- ...well, outside of the occasional HTML mailer that might need to be done *ahem*detritus
- People have been saying this since DW came out, and when CMS software came out etc.ETM
"you don't have to worry about what the css code is for background color"...
... it's "background-color"
isn't dreamweaver meant to do this shit?
- Isn't Dreamweaver meant to do anything this program is advertised to do?CyBrainX
- Is dreamweaver able to do HTML 5 now? I think that Muse is supposed to act like InDesign and Dreamweaver had a baby, then Dreamweaver had to get a caesarean.Pumpkin_baby
- Then dreamweaver had a caesarean, and now they aren't sleeping in the same bed.Pumpkin_baby
Don't they own Dreamweaver now? Why create a second product line for the same purpose?
This is like the cloud version of Contribute, isn't it?
since iam not a coder, this is what I was looking for to build simple and cool websites
we will need to crack the bitch up to bypass that month to month thingy.
This is more likely a test for a subscription pay model than the new software. It's obviously Dreamweaver. They want to see if we'll take the bait. I'd never pay a subscription for software. Sorry Adobe.
Anyone who calls a front-end developer a code monkey is not even clear on the job details. Front-end guys never use more than scripting and markup languages.
Not Responsive. Everything is fixed. Like an InDesign file.
This is almost as sweet as MS Word letting me make sweet sweet tables in my interwebs
This is a crock of shit
I've been chatting with the developers in my office here....the sentiment is pretty much what i've seen here. they looked at the code, chuckled a bit, and said they weren't terribly worried. However, all of them agreed it was a good idea. It'll provide a platform to whip together wireframes and mockups, walkthroughs etc a lot quicker, in some regards, than the methods we're currently using.....so we'll probably give it a shot on an upcoming project....
They keep making applications so that "non-designers" can build "attractive websites" without knowing "code." Dreamweaver, GoLive, WordPress, and a hundred others.
But the fact is, the hurdle to making an attractive website, is not really in knowing code, or in knowing the technical nuts-and-bolts of putting a site together. The hurdle is having some visual sensitivity and taste so that what you do make actually looks good.
It's like drawing: it's easy as pie to take care of the technical aspect. One gets a pencil, and makes some lines on paper. Every child can do it. But to do it well takes a lot of practice, thought, and application.
Same with playing piano: you just press the fucking buttons! What could be simpler?
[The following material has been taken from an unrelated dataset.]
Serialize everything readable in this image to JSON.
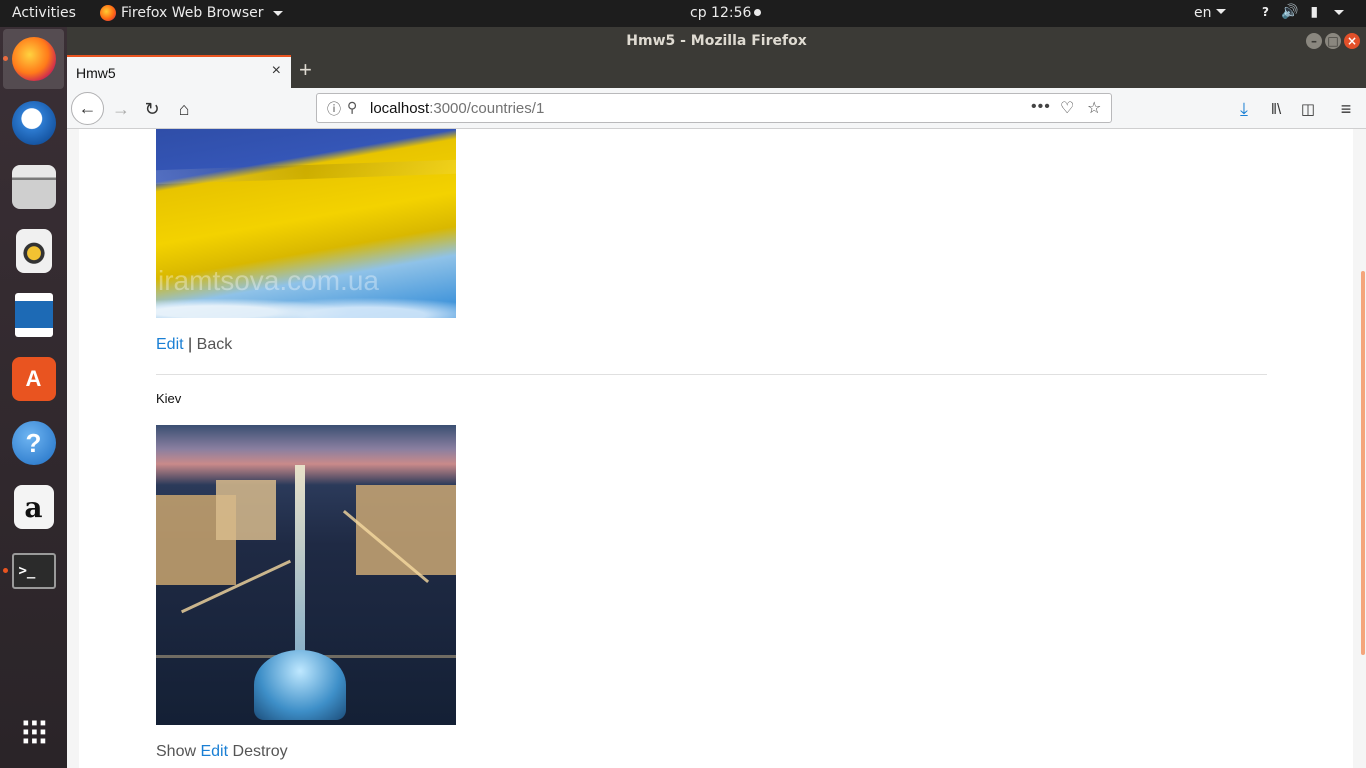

Well, hardly anyone applies themself enough to piano to learn a simple tune, let alone play something someone else would want to hear.
So again, it's trying to apply a technical solution when the problem is not, really, technical.